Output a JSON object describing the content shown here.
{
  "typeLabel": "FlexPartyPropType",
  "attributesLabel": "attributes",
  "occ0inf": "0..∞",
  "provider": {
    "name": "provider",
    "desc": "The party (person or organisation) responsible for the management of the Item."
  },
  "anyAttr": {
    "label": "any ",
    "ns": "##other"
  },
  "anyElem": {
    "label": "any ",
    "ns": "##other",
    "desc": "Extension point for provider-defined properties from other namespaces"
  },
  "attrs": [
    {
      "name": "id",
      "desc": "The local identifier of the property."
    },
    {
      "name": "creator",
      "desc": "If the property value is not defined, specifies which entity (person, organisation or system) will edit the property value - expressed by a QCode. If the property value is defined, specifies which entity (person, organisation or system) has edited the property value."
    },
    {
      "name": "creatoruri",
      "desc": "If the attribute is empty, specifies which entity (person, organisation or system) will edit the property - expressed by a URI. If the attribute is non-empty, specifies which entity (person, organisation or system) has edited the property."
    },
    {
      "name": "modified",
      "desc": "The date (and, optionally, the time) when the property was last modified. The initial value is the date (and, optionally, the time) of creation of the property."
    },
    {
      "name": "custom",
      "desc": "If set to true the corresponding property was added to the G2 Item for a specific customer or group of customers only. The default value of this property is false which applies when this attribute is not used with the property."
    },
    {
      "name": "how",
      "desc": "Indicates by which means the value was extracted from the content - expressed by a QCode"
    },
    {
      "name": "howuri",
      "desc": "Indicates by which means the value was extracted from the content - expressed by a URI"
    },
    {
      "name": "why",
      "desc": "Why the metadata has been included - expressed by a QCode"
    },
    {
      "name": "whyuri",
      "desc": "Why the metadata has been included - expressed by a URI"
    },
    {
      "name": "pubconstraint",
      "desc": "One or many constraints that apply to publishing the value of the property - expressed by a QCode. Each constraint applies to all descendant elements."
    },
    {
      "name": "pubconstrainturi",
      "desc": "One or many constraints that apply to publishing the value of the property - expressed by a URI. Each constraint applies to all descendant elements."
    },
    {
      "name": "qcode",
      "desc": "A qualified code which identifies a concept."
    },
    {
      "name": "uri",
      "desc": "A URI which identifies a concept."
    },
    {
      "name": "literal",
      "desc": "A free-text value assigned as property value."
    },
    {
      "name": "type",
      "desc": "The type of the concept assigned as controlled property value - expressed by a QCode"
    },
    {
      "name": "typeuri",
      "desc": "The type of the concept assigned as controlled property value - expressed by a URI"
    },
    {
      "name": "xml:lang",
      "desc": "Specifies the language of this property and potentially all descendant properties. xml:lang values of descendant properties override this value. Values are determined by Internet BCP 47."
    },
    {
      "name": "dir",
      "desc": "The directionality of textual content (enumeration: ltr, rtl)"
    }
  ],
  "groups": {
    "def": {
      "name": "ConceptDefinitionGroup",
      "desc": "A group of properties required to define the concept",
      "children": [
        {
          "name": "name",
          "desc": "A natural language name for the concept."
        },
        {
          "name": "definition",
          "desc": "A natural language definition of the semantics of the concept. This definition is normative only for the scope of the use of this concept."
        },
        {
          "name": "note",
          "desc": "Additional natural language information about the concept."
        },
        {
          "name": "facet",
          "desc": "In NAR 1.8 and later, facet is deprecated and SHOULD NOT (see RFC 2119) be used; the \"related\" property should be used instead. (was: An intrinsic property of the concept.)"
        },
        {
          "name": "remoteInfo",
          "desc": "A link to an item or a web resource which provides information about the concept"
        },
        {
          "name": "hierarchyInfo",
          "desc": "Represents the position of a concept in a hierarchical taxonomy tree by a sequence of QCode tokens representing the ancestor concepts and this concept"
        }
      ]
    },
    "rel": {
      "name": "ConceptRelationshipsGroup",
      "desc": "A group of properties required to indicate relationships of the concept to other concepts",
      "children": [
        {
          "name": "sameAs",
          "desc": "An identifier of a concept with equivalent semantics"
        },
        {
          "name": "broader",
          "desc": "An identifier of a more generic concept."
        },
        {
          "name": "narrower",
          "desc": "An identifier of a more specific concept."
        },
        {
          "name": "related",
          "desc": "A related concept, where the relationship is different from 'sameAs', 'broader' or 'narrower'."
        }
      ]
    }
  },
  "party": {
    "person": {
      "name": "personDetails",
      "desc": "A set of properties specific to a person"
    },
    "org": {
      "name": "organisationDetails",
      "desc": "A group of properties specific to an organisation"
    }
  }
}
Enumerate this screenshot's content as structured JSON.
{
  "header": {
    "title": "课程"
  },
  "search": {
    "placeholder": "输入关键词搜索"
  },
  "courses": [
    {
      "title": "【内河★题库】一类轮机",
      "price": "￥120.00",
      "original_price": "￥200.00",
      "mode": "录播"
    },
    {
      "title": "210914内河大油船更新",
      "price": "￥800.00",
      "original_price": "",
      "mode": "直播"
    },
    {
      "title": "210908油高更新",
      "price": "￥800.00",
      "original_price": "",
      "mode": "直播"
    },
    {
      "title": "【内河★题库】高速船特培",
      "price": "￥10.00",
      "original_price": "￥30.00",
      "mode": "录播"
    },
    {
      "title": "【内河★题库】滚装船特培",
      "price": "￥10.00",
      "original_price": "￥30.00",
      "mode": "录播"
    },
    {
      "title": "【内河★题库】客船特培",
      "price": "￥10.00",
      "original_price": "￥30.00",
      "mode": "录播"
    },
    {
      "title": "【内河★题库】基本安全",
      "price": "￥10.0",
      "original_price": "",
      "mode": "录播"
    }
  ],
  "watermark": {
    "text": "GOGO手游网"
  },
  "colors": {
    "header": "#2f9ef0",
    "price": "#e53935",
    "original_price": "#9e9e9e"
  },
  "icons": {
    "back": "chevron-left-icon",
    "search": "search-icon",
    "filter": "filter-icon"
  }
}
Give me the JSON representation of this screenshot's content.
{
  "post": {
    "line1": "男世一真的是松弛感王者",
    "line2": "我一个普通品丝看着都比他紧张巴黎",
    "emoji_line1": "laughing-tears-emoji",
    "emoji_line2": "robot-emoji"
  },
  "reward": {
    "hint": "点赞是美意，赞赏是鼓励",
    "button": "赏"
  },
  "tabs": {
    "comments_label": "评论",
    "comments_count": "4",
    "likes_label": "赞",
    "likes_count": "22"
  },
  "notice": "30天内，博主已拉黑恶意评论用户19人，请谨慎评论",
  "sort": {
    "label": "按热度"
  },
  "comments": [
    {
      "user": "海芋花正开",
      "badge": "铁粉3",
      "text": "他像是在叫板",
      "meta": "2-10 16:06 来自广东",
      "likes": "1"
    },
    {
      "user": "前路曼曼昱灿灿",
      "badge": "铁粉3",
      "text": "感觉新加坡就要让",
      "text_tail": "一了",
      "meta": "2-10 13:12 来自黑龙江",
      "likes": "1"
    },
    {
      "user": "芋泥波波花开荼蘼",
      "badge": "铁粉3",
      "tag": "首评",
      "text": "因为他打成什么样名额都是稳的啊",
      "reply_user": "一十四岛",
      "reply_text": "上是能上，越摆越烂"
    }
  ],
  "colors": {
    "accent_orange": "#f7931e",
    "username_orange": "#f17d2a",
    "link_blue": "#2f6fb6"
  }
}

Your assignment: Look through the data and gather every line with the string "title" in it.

Output of the exercise:
    "title": "课程"
      "title": "【内河★题库】一类轮机",
      "title": "210914内河大油船更新",
      "title": "210908油高更新",
      "title": "【内河★题库】高速船特培",
      "title": "【内河★题库】滚装船特培",
      "title": "【内河★题库】客船特培",
      "title": "【内河★题库】基本安全",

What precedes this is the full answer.